Segment Open
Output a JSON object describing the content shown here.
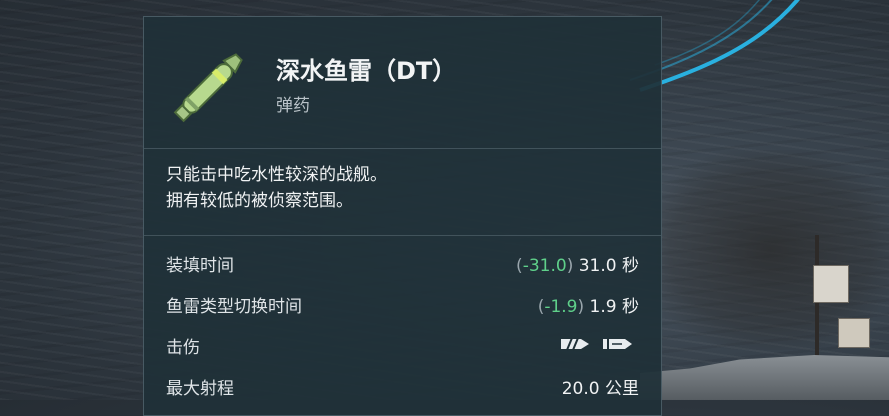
{
  "item": {
    "title": "深水鱼雷（DT）",
    "subtitle": "弹药",
    "icon": "torpedo-icon"
  },
  "description": [
    "只能击中吃水性较深的战舰。",
    "拥有较低的被侦察范围。"
  ],
  "stats": {
    "reload": {
      "label": "装填时间",
      "paren_open": "(",
      "delta": "-31.0",
      "paren_close": ")",
      "value": "31.0 秒"
    },
    "switch": {
      "label": "鱼雷类型切换时间",
      "paren_open": "(",
      "delta": "-1.9",
      "paren_close": ")",
      "value": "1.9 秒"
    },
    "damage": {
      "label": "击伤",
      "icons": [
        "damage-type-stripes-icon",
        "damage-type-arrow-icon"
      ]
    },
    "range": {
      "label": "最大射程",
      "value": "20.0 公里"
    }
  },
  "colors": {
    "bonus": "#5fd08a",
    "accent_ring": "#29b6e8",
    "panel": "#1f3038"
  }
}
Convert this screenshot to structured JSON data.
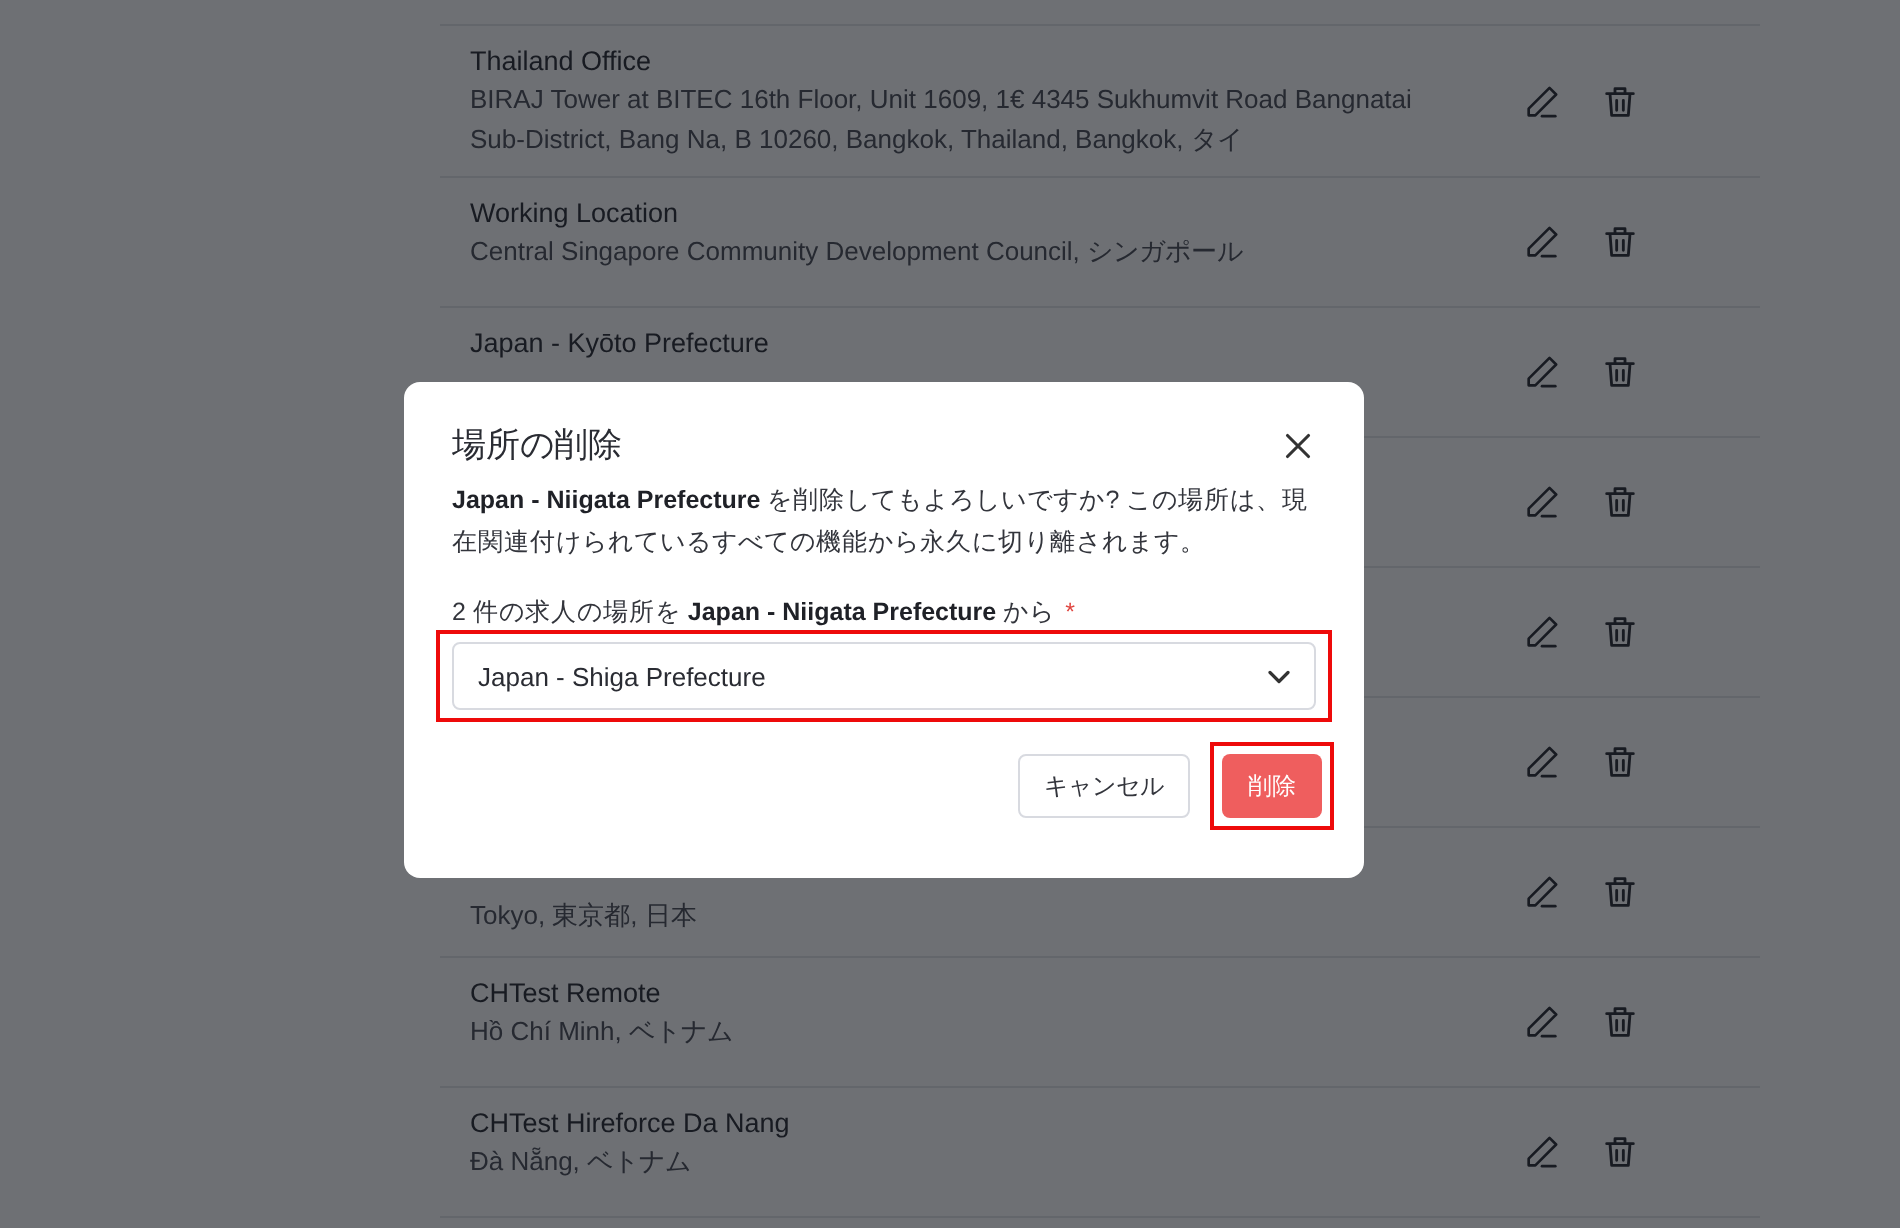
{
  "locations": [
    {
      "kind": "location",
      "name": "Thailand Office",
      "address": "BIRAJ Tower at BITEC 16th Floor, Unit 1609, 1€ 4345 Sukhumvit Road Bangnatai Sub-District, Bang Na, B 10260, Bangkok, Thailand, Bangkok, タイ"
    },
    {
      "kind": "location",
      "name": "Working Location",
      "address": "Central Singapore Community Development Council, シンガポール"
    },
    {
      "kind": "location",
      "name": "Japan - Kyōto Prefecture"
    },
    {
      "kind": "location"
    },
    {
      "kind": "location"
    },
    {
      "kind": "location"
    },
    {
      "kind": "location",
      "address": "Tokyo, 東京都, 日本"
    },
    {
      "kind": "location",
      "name": "CHTest Remote",
      "address": "Hồ Chí Minh, ベトナム"
    },
    {
      "kind": "location",
      "name": "CHTest Hireforce Da Nang",
      "address": "Đà Nẵng, ベトナム"
    }
  ],
  "dialog": {
    "title": "場所の削除",
    "message": "**Japan - Niigata Prefecture** を削除してもよろしいですか? この場所は、現在関連付けられているすべての機能から永久に切り離されます。",
    "field_label": "2 件の求人の場所を **Japan - Niigata Prefecture** から",
    "required_mark": "*",
    "select": {
      "value": "Japan - Shiga Prefecture",
      "highlighted": true
    },
    "buttons": [
      {
        "label": "キャンセル",
        "kind": "secondary"
      },
      {
        "label": "削除",
        "kind": "danger",
        "highlighted": true
      }
    ]
  }
}
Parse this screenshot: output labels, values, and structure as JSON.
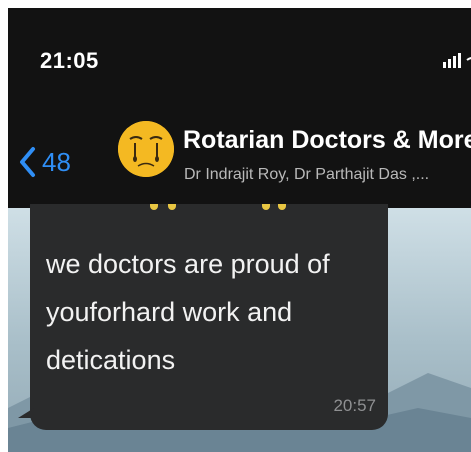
{
  "status_bar": {
    "time": "21:05",
    "icons": [
      "signal-icon",
      "wifi-icon"
    ]
  },
  "header": {
    "back_icon": "chevron-left-icon",
    "back_count": "48",
    "avatar_icon": "crying-emoji-avatar",
    "title": "Rotarian Doctors & More",
    "subtitle": "Dr Indrajit Roy, Dr Parthajit Das ,..."
  },
  "message": {
    "text": "we doctors are proud of\nyouforhard work and\ndetications",
    "time": "20:57"
  },
  "colors": {
    "header_bg": "#121212",
    "accent_blue": "#2f8ef5",
    "bubble_bg": "#2a2b2c",
    "avatar_yellow": "#f4b922"
  }
}
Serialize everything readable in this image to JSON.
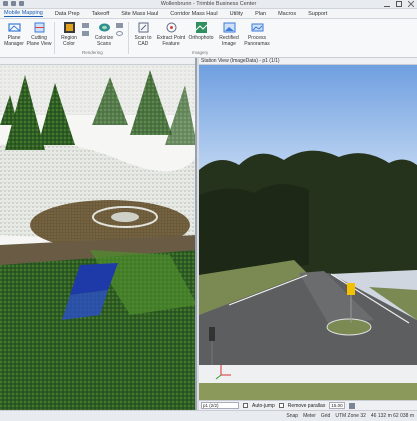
{
  "window": {
    "title": "Wollenbrunn - Trimble Business Center"
  },
  "menu": {
    "items": [
      "Mobile Mapping",
      "Data Prep",
      "Takeoff",
      "Site Mass Haul",
      "Corridor Mass Haul",
      "Utility",
      "Plan",
      "Macros",
      "Support"
    ],
    "active_index": 0
  },
  "ribbon": {
    "buttons": [
      {
        "label": "Plane\nManager",
        "icon": "plane-manager-icon",
        "color": "#3b7dd8"
      },
      {
        "label": "Cutting\nPlane View",
        "icon": "cutting-plane-icon",
        "color": "#3b7dd8"
      },
      {
        "label": "Region\nColor",
        "icon": "region-color-icon",
        "color": "#e0a020"
      },
      {
        "label": "Colorize\nScans",
        "icon": "colorize-scans-icon",
        "color": "#30a050"
      },
      {
        "label": "Scan to\nCAD",
        "icon": "scan-to-cad-icon",
        "color": "#5a6a80"
      },
      {
        "label": "Extract Point\nFeature",
        "icon": "extract-point-icon",
        "color": "#5a6a80"
      },
      {
        "label": "Orthophoto",
        "icon": "orthophoto-icon",
        "color": "#2f8f5f"
      },
      {
        "label": "Rectified\nImage",
        "icon": "rectified-image-icon",
        "color": "#3b7dd8"
      },
      {
        "label": "Process\nPanoramas",
        "icon": "process-panoramas-icon",
        "color": "#3b7dd8"
      }
    ],
    "groups": [
      "Rendering",
      "Imagery"
    ]
  },
  "image_view": {
    "title": "Station View (ImageData) - p1 (1/1)",
    "toolbar": {
      "station_select": "p1 (2/2)",
      "auto_jump_label": "Auto-jump",
      "remove_parallax_label": "Remove parallax",
      "field_value": "15.00"
    }
  },
  "status": {
    "snap_label": "Snap",
    "units": "Meter",
    "grid": "Grid",
    "zone": "UTM Zone 32",
    "coords": "46 132 m 62 038 m"
  },
  "colors": {
    "sky": "#8fb6e8",
    "trees": "#26331c",
    "road": "#5c5e60",
    "grass": "#7a8a52",
    "points_green": "#3e7a2a",
    "points_white": "#e6e8e2"
  }
}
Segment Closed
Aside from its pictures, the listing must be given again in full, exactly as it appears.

Output a JSON object describing the content shown here.
{
  "item": {
    "title": "深水鱼雷（DT）",
    "subtitle": "弹药",
    "icon": "torpedo-icon"
  },
  "description": [
    "只能击中吃水性较深的战舰。",
    "拥有较低的被侦察范围。"
  ],
  "stats": {
    "reload": {
      "label": "装填时间",
      "paren_open": "(",
      "delta": "-31.0",
      "paren_close": ")",
      "value": "31.0 秒"
    },
    "switch": {
      "label": "鱼雷类型切换时间",
      "paren_open": "(",
      "delta": "-1.9",
      "paren_close": ")",
      "value": "1.9 秒"
    },
    "damage": {
      "label": "击伤",
      "icons": [
        "damage-type-stripes-icon",
        "damage-type-arrow-icon"
      ]
    },
    "range": {
      "label": "最大射程",
      "value": "20.0 公里"
    }
  },
  "colors": {
    "bonus": "#5fd08a",
    "accent_ring": "#29b6e8",
    "panel": "#1f3038"
  }
}
Convert this screenshot to structured JSON data.
{
  "locations": [
    {
      "kind": "location",
      "name": "Thailand Office",
      "address": "BIRAJ Tower at BITEC 16th Floor, Unit 1609, 1€ 4345 Sukhumvit Road Bangnatai Sub-District, Bang Na, B 10260, Bangkok, Thailand, Bangkok, タイ"
    },
    {
      "kind": "location",
      "name": "Working Location",
      "address": "Central Singapore Community Development Council, シンガポール"
    },
    {
      "kind": "location",
      "name": "Japan - Kyōto Prefecture"
    },
    {
      "kind": "location"
    },
    {
      "kind": "location"
    },
    {
      "kind": "location"
    },
    {
      "kind": "location",
      "address": "Tokyo, 東京都, 日本"
    },
    {
      "kind": "location",
      "name": "CHTest Remote",
      "address": "Hồ Chí Minh, ベトナム"
    },
    {
      "kind": "location",
      "name": "CHTest Hireforce Da Nang",
      "address": "Đà Nẵng, ベトナム"
    }
  ],
  "dialog": {
    "title": "場所の削除",
    "message": "**Japan - Niigata Prefecture** を削除してもよろしいですか? この場所は、現在関連付けられているすべての機能から永久に切り離されます。",
    "field_label": "2 件の求人の場所を **Japan - Niigata Prefecture** から",
    "required_mark": "*",
    "select": {
      "value": "Japan - Shiga Prefecture",
      "highlighted": true
    },
    "buttons": [
      {
        "label": "キャンセル",
        "kind": "secondary"
      },
      {
        "label": "削除",
        "kind": "danger",
        "highlighted": true
      }
    ]
  }
}
Parse this screenshot: output labels, values, and structure as JSON.
{
  "status_bar": {
    "time": "21:05",
    "icons": [
      "signal-icon",
      "wifi-icon"
    ]
  },
  "header": {
    "back_icon": "chevron-left-icon",
    "back_count": "48",
    "avatar_icon": "crying-emoji-avatar",
    "title": "Rotarian Doctors & More",
    "subtitle": "Dr Indrajit Roy, Dr Parthajit Das ,..."
  },
  "message": {
    "text": "we doctors are proud of\nyouforhard work and\ndetications",
    "time": "20:57"
  },
  "colors": {
    "header_bg": "#121212",
    "accent_blue": "#2f8ef5",
    "bubble_bg": "#2a2b2c",
    "avatar_yellow": "#f4b922"
  }
}
Serialize everything readable in this image to JSON.
{
  "window": {
    "title": "Wollenbrunn - Trimble Business Center"
  },
  "menu": {
    "items": [
      "Mobile Mapping",
      "Data Prep",
      "Takeoff",
      "Site Mass Haul",
      "Corridor Mass Haul",
      "Utility",
      "Plan",
      "Macros",
      "Support"
    ],
    "active_index": 0
  },
  "ribbon": {
    "buttons": [
      {
        "label": "Plane\nManager",
        "icon": "plane-manager-icon",
        "color": "#3b7dd8"
      },
      {
        "label": "Cutting\nPlane View",
        "icon": "cutting-plane-icon",
        "color": "#3b7dd8"
      },
      {
        "label": "Region\nColor",
        "icon": "region-color-icon",
        "color": "#e0a020"
      },
      {
        "label": "Colorize\nScans",
        "icon": "colorize-scans-icon",
        "color": "#30a050"
      },
      {
        "label": "Scan to\nCAD",
        "icon": "scan-to-cad-icon",
        "color": "#5a6a80"
      },
      {
        "label": "Extract Point\nFeature",
        "icon": "extract-point-icon",
        "color": "#5a6a80"
      },
      {
        "label": "Orthophoto",
        "icon": "orthophoto-icon",
        "color": "#2f8f5f"
      },
      {
        "label": "Rectified\nImage",
        "icon": "rectified-image-icon",
        "color": "#3b7dd8"
      },
      {
        "label": "Process\nPanoramas",
        "icon": "process-panoramas-icon",
        "color": "#3b7dd8"
      }
    ],
    "groups": [
      "Rendering",
      "Imagery"
    ]
  },
  "image_view": {
    "title": "Station View (ImageData) - p1 (1/1)",
    "toolbar": {
      "station_select": "p1 (2/2)",
      "auto_jump_label": "Auto-jump",
      "remove_parallax_label": "Remove parallax",
      "field_value": "15.00"
    }
  },
  "status": {
    "snap_label": "Snap",
    "units": "Meter",
    "grid": "Grid",
    "zone": "UTM Zone 32",
    "coords": "46 132 m 62 038 m"
  },
  "colors": {
    "sky": "#8fb6e8",
    "trees": "#26331c",
    "road": "#5c5e60",
    "grass": "#7a8a52",
    "points_green": "#3e7a2a",
    "points_white": "#e6e8e2"
  }
}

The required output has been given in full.